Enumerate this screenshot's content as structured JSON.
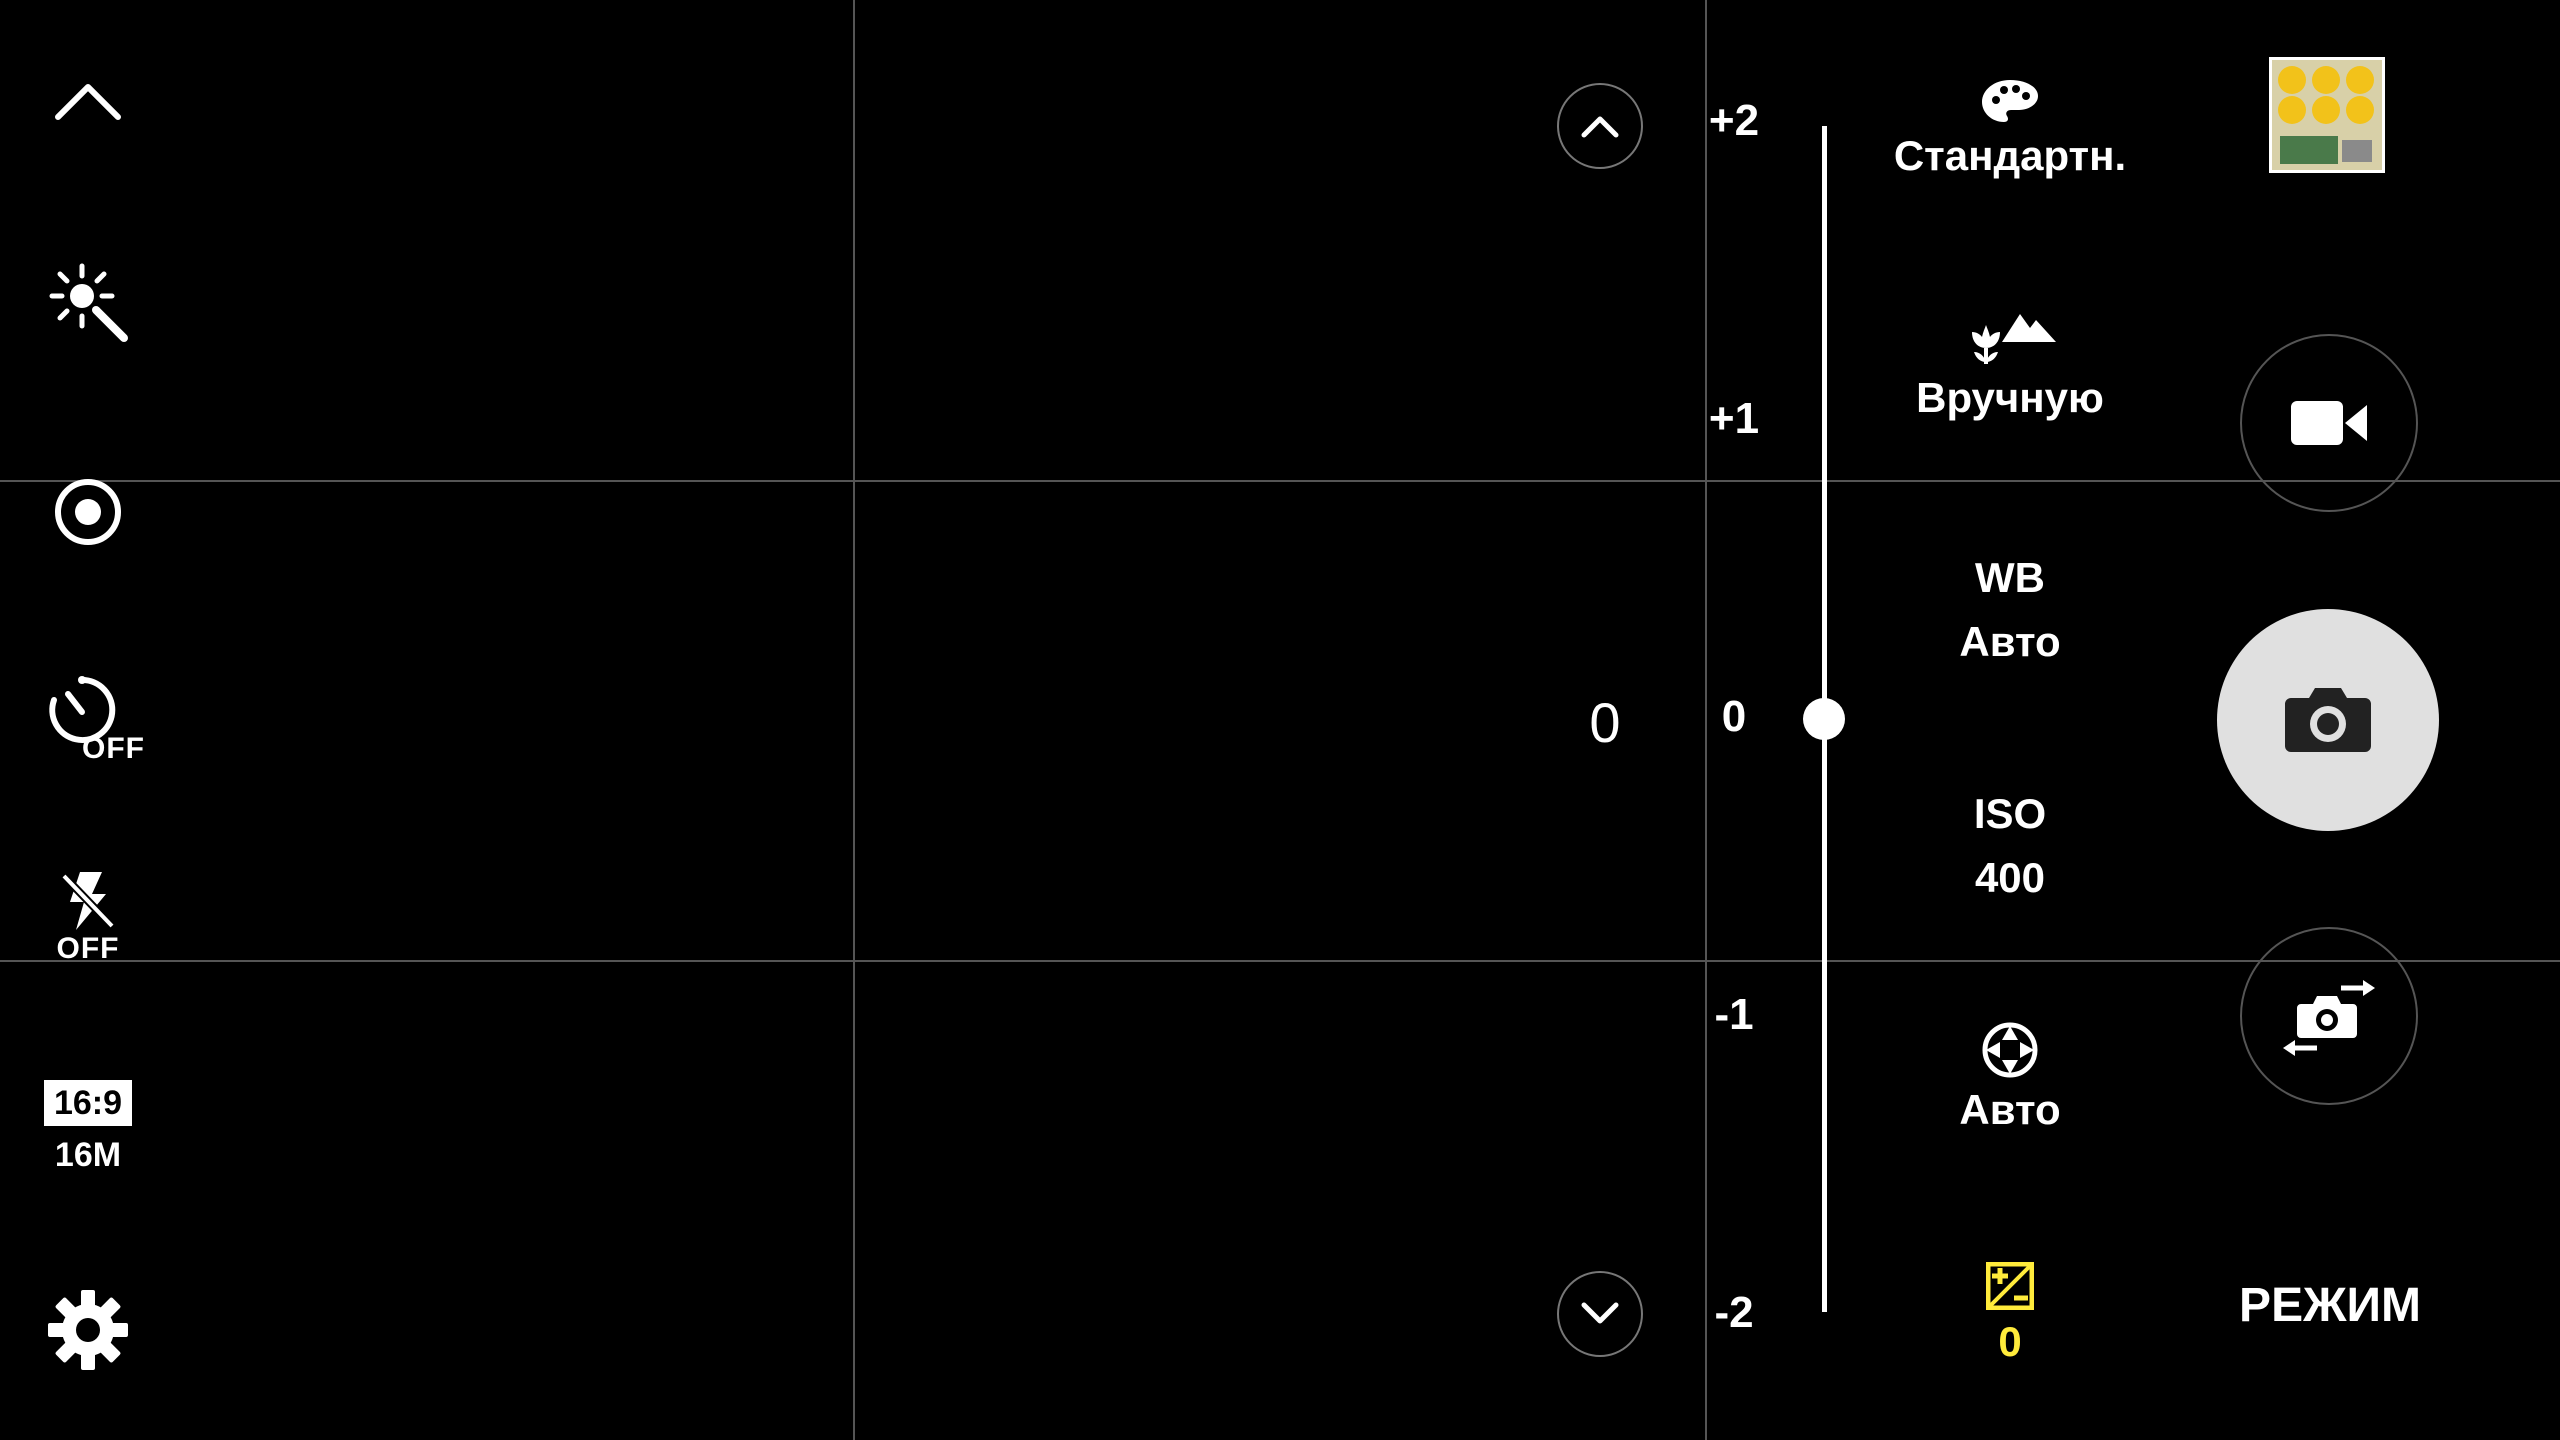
{
  "left_toolbar": {
    "timer_state": "OFF",
    "flash_state": "OFF",
    "ratio": "16:9",
    "resolution": "16M"
  },
  "exposure": {
    "current_value": "0",
    "scale_labels": [
      "+2",
      "+1",
      "0",
      "-1",
      "-2"
    ],
    "level": 0
  },
  "settings": {
    "color_tone": "Стандартн.",
    "focus": "Вручную",
    "wb_title": "WB",
    "wb_value": "Авто",
    "iso_title": "ISO",
    "iso_value": "400",
    "metering": "Авто",
    "exposure_value": "0"
  },
  "mode_label": "РЕЖИМ",
  "colors": {
    "accent_yellow": "#ffeb3b",
    "shutter_bg": "#e0e0e0"
  }
}
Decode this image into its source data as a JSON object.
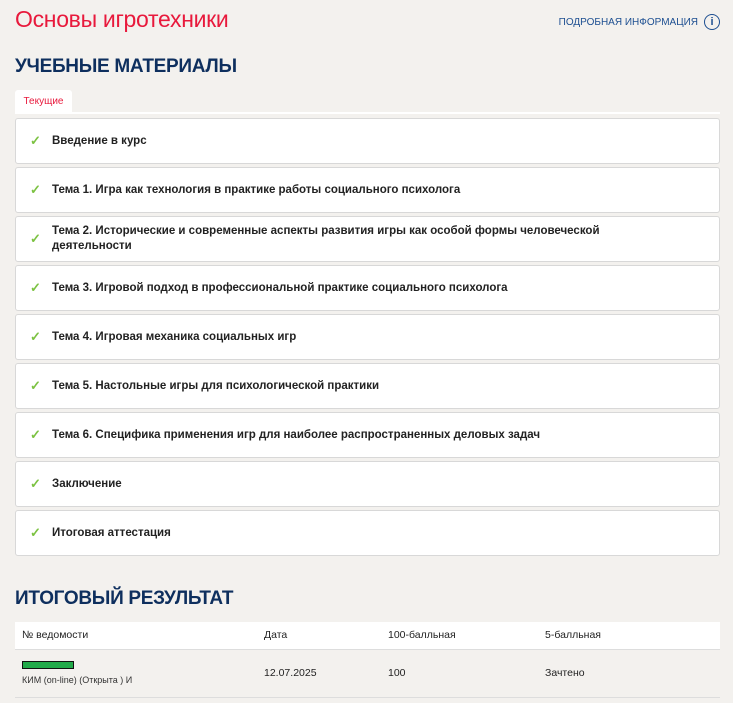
{
  "header": {
    "title": "Основы игротехники",
    "info_link": "ПОДРОБНАЯ ИНФОРМАЦИЯ",
    "info_icon": "info-icon"
  },
  "materials": {
    "heading": "УЧЕБНЫЕ МАТЕРИАЛЫ",
    "tab": "Текущие",
    "items": [
      {
        "label": "Введение в курс"
      },
      {
        "label": "Тема 1. Игра как технология в практике работы социального психолога"
      },
      {
        "label": "Тема 2. Исторические и современные аспекты развития игры как особой формы человеческой деятельности"
      },
      {
        "label": "Тема 3. Игровой подход в профессиональной практике социального психолога"
      },
      {
        "label": "Тема 4. Игровая механика социальных игр"
      },
      {
        "label": "Тема 5. Настольные игры для психологической практики"
      },
      {
        "label": "Тема 6. Специфика применения игр для наиболее распространенных деловых задач"
      },
      {
        "label": "Заключение"
      },
      {
        "label": "Итоговая аттестация"
      }
    ]
  },
  "result": {
    "heading": "ИТОГОВЫЙ РЕЗУЛЬТАТ",
    "columns": [
      "№ ведомости",
      "Дата",
      "100-балльная",
      "5-балльная"
    ],
    "rows": [
      {
        "statement": "КИМ (on-line) (Открыта ) И",
        "date": "12.07.2025",
        "score100": "100",
        "score5": "Зачтено",
        "bar_color": "#22aa4a"
      }
    ]
  }
}
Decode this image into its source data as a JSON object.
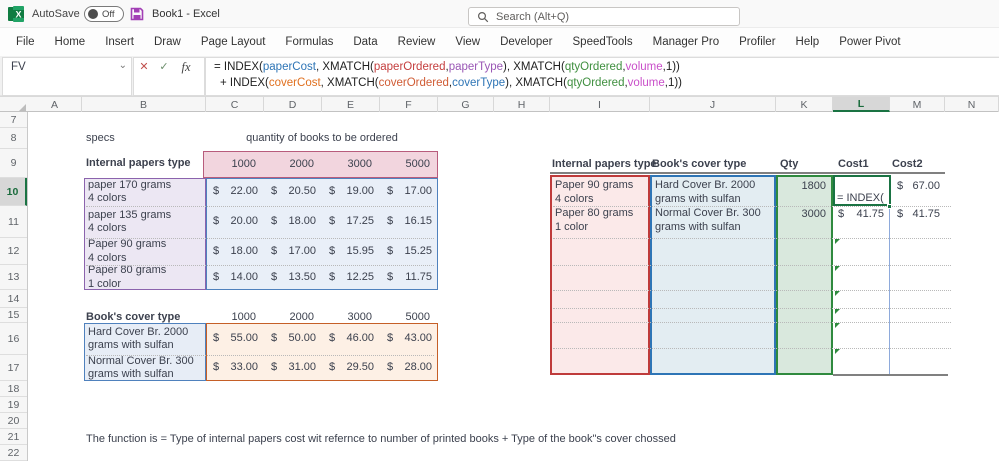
{
  "titlebar": {
    "autosave_label": "AutoSave",
    "autosave_state": "Off",
    "workbook_title": "Book1  -  Excel",
    "search_placeholder": "Search (Alt+Q)"
  },
  "ribbon_tabs": [
    "File",
    "Home",
    "Insert",
    "Draw",
    "Page Layout",
    "Formulas",
    "Data",
    "Review",
    "View",
    "Developer",
    "SpeedTools",
    "Manager Pro",
    "Profiler",
    "Help",
    "Power Pivot"
  ],
  "formula_bar": {
    "name_box": "FV",
    "cancel_label": "✕",
    "enter_label": "✓",
    "fx_label": "fx",
    "line1_segments": [
      {
        "text": "= INDEX(",
        "color": "#1f1f1f"
      },
      {
        "text": "paperCost",
        "color": "#2e75b6"
      },
      {
        "text": ", XMATCH(",
        "color": "#1f1f1f"
      },
      {
        "text": "paperOrdered",
        "color": "#c43e3e"
      },
      {
        "text": ",",
        "color": "#1f1f1f"
      },
      {
        "text": "paperType",
        "color": "#9a57b5"
      },
      {
        "text": "), XMATCH(",
        "color": "#1f1f1f"
      },
      {
        "text": "qtyOrdered",
        "color": "#3f8f3f"
      },
      {
        "text": ",",
        "color": "#1f1f1f"
      },
      {
        "text": "volume",
        "color": "#c94fc9"
      },
      {
        "text": ",1))",
        "color": "#1f1f1f"
      }
    ],
    "line2_segments": [
      {
        "text": "+ INDEX(",
        "color": "#1f1f1f"
      },
      {
        "text": "coverCost",
        "color": "#e0701f"
      },
      {
        "text": ", XMATCH(",
        "color": "#1f1f1f"
      },
      {
        "text": "coverOrdered",
        "color": "#d05c35"
      },
      {
        "text": ",",
        "color": "#1f1f1f"
      },
      {
        "text": "coverType",
        "color": "#2e75b6"
      },
      {
        "text": "), XMATCH(",
        "color": "#1f1f1f"
      },
      {
        "text": "qtyOrdered",
        "color": "#3f8f3f"
      },
      {
        "text": ",",
        "color": "#1f1f1f"
      },
      {
        "text": "volume",
        "color": "#c94fc9"
      },
      {
        "text": ",1))",
        "color": "#1f1f1f"
      }
    ]
  },
  "column_headers": [
    "A",
    "B",
    "C",
    "D",
    "E",
    "F",
    "G",
    "H",
    "I",
    "J",
    "K",
    "L",
    "M",
    "N"
  ],
  "row_headers": [
    "7",
    "8",
    "9",
    "10",
    "11",
    "12",
    "13",
    "14",
    "15",
    "16",
    "17",
    "18",
    "19",
    "20",
    "21",
    "22"
  ],
  "selection": {
    "active_column": "L",
    "active_row": "10"
  },
  "sheet": {
    "currency": "$",
    "specs_label": "specs",
    "qty_banner": "quantity of books to be ordered",
    "paper_table": {
      "header": "Internal papers type",
      "volumes": [
        "1000",
        "2000",
        "3000",
        "5000"
      ],
      "rows": [
        {
          "label_line1": "paper 170 grams",
          "label_line2": "4 colors",
          "costs": [
            "22.00",
            "20.50",
            "19.00",
            "17.00"
          ]
        },
        {
          "label_line1": "paper 135 grams",
          "label_line2": "4 colors",
          "costs": [
            "20.00",
            "18.00",
            "17.25",
            "16.15"
          ]
        },
        {
          "label_line1": "Paper 90 grams",
          "label_line2": "4 colors",
          "costs": [
            "18.00",
            "17.00",
            "15.95",
            "15.25"
          ]
        },
        {
          "label_line1": "Paper 80 grams",
          "label_line2": "1 color",
          "costs": [
            "14.00",
            "13.50",
            "12.25",
            "11.75"
          ]
        }
      ]
    },
    "cover_table": {
      "header": "Book's cover type",
      "volumes": [
        "1000",
        "2000",
        "3000",
        "5000"
      ],
      "rows": [
        {
          "label_line1": "Hard Cover Br. 2000",
          "label_line2": "grams with sulfan",
          "costs": [
            "55.00",
            "50.00",
            "46.00",
            "43.00"
          ]
        },
        {
          "label_line1": "Normal Cover Br. 300",
          "label_line2": "grams with sulfan",
          "costs": [
            "33.00",
            "31.00",
            "29.50",
            "28.00"
          ]
        }
      ]
    },
    "order_table": {
      "headers": [
        "Internal papers type",
        "Book's cover type",
        "Qty",
        "Cost1",
        "Cost2"
      ],
      "editing_text": "= INDEX(",
      "rows": [
        {
          "paper_line1": "Paper 90 grams",
          "paper_line2": "4 colors",
          "cover_line1": "Hard Cover Br. 2000",
          "cover_line2": "grams with sulfan",
          "qty": "1800",
          "cost1": "",
          "cost2": "67.00"
        },
        {
          "paper_line1": "Paper 80 grams",
          "paper_line2": "1 color",
          "cover_line1": "Normal Cover Br. 300",
          "cover_line2": "grams with sulfan",
          "qty": "3000",
          "cost1": "41.75",
          "cost2": "41.75"
        }
      ]
    },
    "note": "The function is = Type of internal papers cost wit refernce to number of printed books  + Type of the book\"s cover chossed"
  },
  "colors": {
    "accent_green": "#1a7343",
    "volume_header_fill": "#f2d5de",
    "volume_header_border": "#b85c7c",
    "paper_label_fill": "#ece7f3",
    "paper_label_border": "#8b63ad",
    "paper_cost_fill": "#e9eff8",
    "paper_cost_border": "#4f81bd",
    "cover_label_fill": "#e7edf6",
    "cover_label_border": "#4f81bd",
    "cover_cost_fill": "#fdf0e5",
    "cover_cost_border": "#c55f27",
    "order_paper_fill": "#fbe9e9",
    "order_paper_border": "#bf3b3b",
    "order_cover_fill": "#e3edf2",
    "order_cover_border": "#2e75b6",
    "order_qty_fill": "#d9e8dd",
    "order_qty_border": "#2f8a3e",
    "order_cost_right_border": "#8eaadb",
    "header_rule": "#808080"
  }
}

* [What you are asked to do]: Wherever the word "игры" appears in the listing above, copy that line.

* [Worked solution]:
        "label": "Тема 2. Исторические и современные аспекты развития игры как особой формы человеческой деятельности"
        "label": "Тема 5. Настольные игры для психологической практики"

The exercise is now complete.